Directions:
Every entry below should be repeated exactly; the pictures should not.

Supplied data:
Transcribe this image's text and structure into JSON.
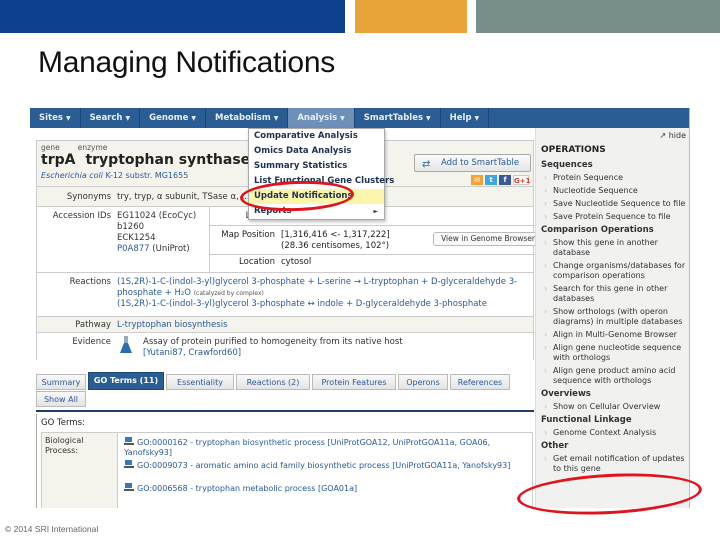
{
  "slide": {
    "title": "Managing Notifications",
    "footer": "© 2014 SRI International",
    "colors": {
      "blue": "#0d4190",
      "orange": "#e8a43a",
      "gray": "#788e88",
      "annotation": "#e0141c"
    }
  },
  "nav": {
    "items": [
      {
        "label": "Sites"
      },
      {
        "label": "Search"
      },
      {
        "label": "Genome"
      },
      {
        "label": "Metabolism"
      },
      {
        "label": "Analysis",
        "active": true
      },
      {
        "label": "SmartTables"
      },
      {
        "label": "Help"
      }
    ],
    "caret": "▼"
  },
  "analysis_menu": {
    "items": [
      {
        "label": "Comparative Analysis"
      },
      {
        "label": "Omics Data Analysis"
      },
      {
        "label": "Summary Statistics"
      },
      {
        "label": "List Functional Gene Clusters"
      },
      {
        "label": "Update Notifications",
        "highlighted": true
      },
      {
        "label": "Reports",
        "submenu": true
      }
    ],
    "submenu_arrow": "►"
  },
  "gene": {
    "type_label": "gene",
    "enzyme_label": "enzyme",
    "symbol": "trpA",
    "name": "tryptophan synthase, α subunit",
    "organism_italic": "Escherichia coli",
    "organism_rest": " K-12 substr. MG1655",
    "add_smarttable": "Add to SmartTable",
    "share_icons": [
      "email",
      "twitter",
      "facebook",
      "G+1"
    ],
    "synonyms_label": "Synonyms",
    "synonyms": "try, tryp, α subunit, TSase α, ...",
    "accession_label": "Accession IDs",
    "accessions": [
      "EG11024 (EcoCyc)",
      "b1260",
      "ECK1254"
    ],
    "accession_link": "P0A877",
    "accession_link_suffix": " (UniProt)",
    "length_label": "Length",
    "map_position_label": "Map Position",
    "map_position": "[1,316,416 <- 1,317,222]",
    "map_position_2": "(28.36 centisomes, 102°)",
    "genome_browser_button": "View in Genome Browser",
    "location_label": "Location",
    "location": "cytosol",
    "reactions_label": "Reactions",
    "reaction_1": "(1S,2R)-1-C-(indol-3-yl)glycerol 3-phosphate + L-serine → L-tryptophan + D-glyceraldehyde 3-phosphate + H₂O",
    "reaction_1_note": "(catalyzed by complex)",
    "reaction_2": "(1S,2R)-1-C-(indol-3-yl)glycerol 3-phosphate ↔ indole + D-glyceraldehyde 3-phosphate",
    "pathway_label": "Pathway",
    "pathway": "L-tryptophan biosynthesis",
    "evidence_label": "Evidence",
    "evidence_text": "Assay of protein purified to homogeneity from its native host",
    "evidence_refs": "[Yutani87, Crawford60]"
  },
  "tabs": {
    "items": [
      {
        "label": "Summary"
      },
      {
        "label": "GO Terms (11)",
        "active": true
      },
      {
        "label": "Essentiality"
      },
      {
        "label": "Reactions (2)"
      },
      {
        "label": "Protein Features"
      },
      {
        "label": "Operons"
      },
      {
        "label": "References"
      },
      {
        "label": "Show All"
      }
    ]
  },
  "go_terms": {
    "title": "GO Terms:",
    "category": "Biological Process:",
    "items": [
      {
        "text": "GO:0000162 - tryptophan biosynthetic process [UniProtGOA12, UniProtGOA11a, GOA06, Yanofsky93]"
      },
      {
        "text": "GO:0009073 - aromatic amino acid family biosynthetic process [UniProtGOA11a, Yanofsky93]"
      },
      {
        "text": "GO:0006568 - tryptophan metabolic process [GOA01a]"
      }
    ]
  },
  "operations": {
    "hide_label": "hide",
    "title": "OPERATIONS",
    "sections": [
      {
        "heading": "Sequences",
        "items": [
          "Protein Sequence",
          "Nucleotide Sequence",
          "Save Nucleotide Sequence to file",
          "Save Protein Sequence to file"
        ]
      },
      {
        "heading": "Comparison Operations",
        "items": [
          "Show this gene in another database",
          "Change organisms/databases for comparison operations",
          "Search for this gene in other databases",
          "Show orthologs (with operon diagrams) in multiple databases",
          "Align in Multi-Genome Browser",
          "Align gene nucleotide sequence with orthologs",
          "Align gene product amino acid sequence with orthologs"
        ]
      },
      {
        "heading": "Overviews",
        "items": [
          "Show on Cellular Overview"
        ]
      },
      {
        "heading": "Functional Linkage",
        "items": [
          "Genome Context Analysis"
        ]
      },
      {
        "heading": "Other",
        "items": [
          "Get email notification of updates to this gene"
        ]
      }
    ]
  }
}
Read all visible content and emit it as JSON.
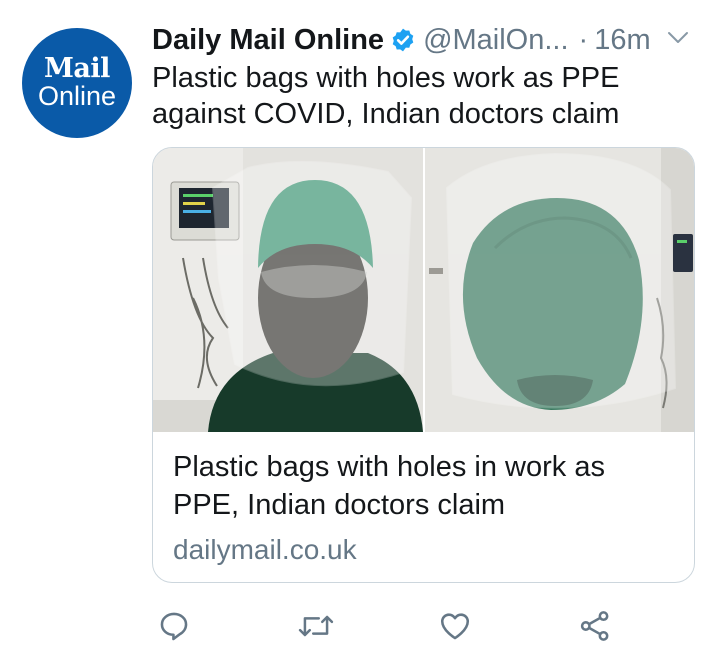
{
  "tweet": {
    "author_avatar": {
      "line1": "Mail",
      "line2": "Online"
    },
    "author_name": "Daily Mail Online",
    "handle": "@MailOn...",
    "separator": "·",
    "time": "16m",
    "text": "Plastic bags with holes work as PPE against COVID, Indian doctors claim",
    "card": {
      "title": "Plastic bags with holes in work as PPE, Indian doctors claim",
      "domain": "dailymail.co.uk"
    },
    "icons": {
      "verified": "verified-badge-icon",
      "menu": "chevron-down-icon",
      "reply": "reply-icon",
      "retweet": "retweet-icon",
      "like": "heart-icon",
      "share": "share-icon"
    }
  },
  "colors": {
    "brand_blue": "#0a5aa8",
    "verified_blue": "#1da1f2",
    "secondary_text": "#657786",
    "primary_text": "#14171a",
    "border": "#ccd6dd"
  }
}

Solution to this problem:
Transcribe this image's text and structure into JSON.
{
  "slide": {
    "title": "Managing Notifications",
    "footer": "© 2014 SRI International",
    "colors": {
      "blue": "#0d4190",
      "orange": "#e8a43a",
      "gray": "#788e88",
      "annotation": "#e0141c"
    }
  },
  "nav": {
    "items": [
      {
        "label": "Sites"
      },
      {
        "label": "Search"
      },
      {
        "label": "Genome"
      },
      {
        "label": "Metabolism"
      },
      {
        "label": "Analysis",
        "active": true
      },
      {
        "label": "SmartTables"
      },
      {
        "label": "Help"
      }
    ],
    "caret": "▼"
  },
  "analysis_menu": {
    "items": [
      {
        "label": "Comparative Analysis"
      },
      {
        "label": "Omics Data Analysis"
      },
      {
        "label": "Summary Statistics"
      },
      {
        "label": "List Functional Gene Clusters"
      },
      {
        "label": "Update Notifications",
        "highlighted": true
      },
      {
        "label": "Reports",
        "submenu": true
      }
    ],
    "submenu_arrow": "►"
  },
  "gene": {
    "type_label": "gene",
    "enzyme_label": "enzyme",
    "symbol": "trpA",
    "name": "tryptophan synthase, α subunit",
    "organism_italic": "Escherichia coli",
    "organism_rest": " K-12 substr. MG1655",
    "add_smarttable": "Add to SmartTable",
    "share_icons": [
      "email",
      "twitter",
      "facebook",
      "G+1"
    ],
    "synonyms_label": "Synonyms",
    "synonyms": "try, tryp, α subunit, TSase α, ...",
    "accession_label": "Accession IDs",
    "accessions": [
      "EG11024 (EcoCyc)",
      "b1260",
      "ECK1254"
    ],
    "accession_link": "P0A877",
    "accession_link_suffix": " (UniProt)",
    "length_label": "Length",
    "map_position_label": "Map Position",
    "map_position": "[1,316,416 <- 1,317,222]",
    "map_position_2": "(28.36 centisomes, 102°)",
    "genome_browser_button": "View in Genome Browser",
    "location_label": "Location",
    "location": "cytosol",
    "reactions_label": "Reactions",
    "reaction_1": "(1S,2R)-1-C-(indol-3-yl)glycerol 3-phosphate + L-serine → L-tryptophan + D-glyceraldehyde 3-phosphate + H₂O",
    "reaction_1_note": "(catalyzed by complex)",
    "reaction_2": "(1S,2R)-1-C-(indol-3-yl)glycerol 3-phosphate ↔ indole + D-glyceraldehyde 3-phosphate",
    "pathway_label": "Pathway",
    "pathway": "L-tryptophan biosynthesis",
    "evidence_label": "Evidence",
    "evidence_text": "Assay of protein purified to homogeneity from its native host",
    "evidence_refs": "[Yutani87, Crawford60]"
  },
  "tabs": {
    "items": [
      {
        "label": "Summary"
      },
      {
        "label": "GO Terms (11)",
        "active": true
      },
      {
        "label": "Essentiality"
      },
      {
        "label": "Reactions (2)"
      },
      {
        "label": "Protein Features"
      },
      {
        "label": "Operons"
      },
      {
        "label": "References"
      },
      {
        "label": "Show All"
      }
    ]
  },
  "go_terms": {
    "title": "GO Terms:",
    "category": "Biological Process:",
    "items": [
      {
        "text": "GO:0000162 - tryptophan biosynthetic process [UniProtGOA12, UniProtGOA11a, GOA06, Yanofsky93]"
      },
      {
        "text": "GO:0009073 - aromatic amino acid family biosynthetic process [UniProtGOA11a, Yanofsky93]"
      },
      {
        "text": "GO:0006568 - tryptophan metabolic process [GOA01a]"
      }
    ]
  },
  "operations": {
    "hide_label": "hide",
    "title": "OPERATIONS",
    "sections": [
      {
        "heading": "Sequences",
        "items": [
          "Protein Sequence",
          "Nucleotide Sequence",
          "Save Nucleotide Sequence to file",
          "Save Protein Sequence to file"
        ]
      },
      {
        "heading": "Comparison Operations",
        "items": [
          "Show this gene in another database",
          "Change organisms/databases for comparison operations",
          "Search for this gene in other databases",
          "Show orthologs (with operon diagrams) in multiple databases",
          "Align in Multi-Genome Browser",
          "Align gene nucleotide sequence with orthologs",
          "Align gene product amino acid sequence with orthologs"
        ]
      },
      {
        "heading": "Overviews",
        "items": [
          "Show on Cellular Overview"
        ]
      },
      {
        "heading": "Functional Linkage",
        "items": [
          "Genome Context Analysis"
        ]
      },
      {
        "heading": "Other",
        "items": [
          "Get email notification of updates to this gene"
        ]
      }
    ]
  }
}
Read all visible content and emit it as JSON.
{
  "tweet": {
    "author_avatar": {
      "line1": "Mail",
      "line2": "Online"
    },
    "author_name": "Daily Mail Online",
    "handle": "@MailOn...",
    "separator": "·",
    "time": "16m",
    "text": "Plastic bags with holes work as PPE against COVID, Indian doctors claim",
    "card": {
      "title": "Plastic bags with holes in work as PPE, Indian doctors claim",
      "domain": "dailymail.co.uk"
    },
    "icons": {
      "verified": "verified-badge-icon",
      "menu": "chevron-down-icon",
      "reply": "reply-icon",
      "retweet": "retweet-icon",
      "like": "heart-icon",
      "share": "share-icon"
    }
  },
  "colors": {
    "brand_blue": "#0a5aa8",
    "verified_blue": "#1da1f2",
    "secondary_text": "#657786",
    "primary_text": "#14171a",
    "border": "#ccd6dd"
  }
}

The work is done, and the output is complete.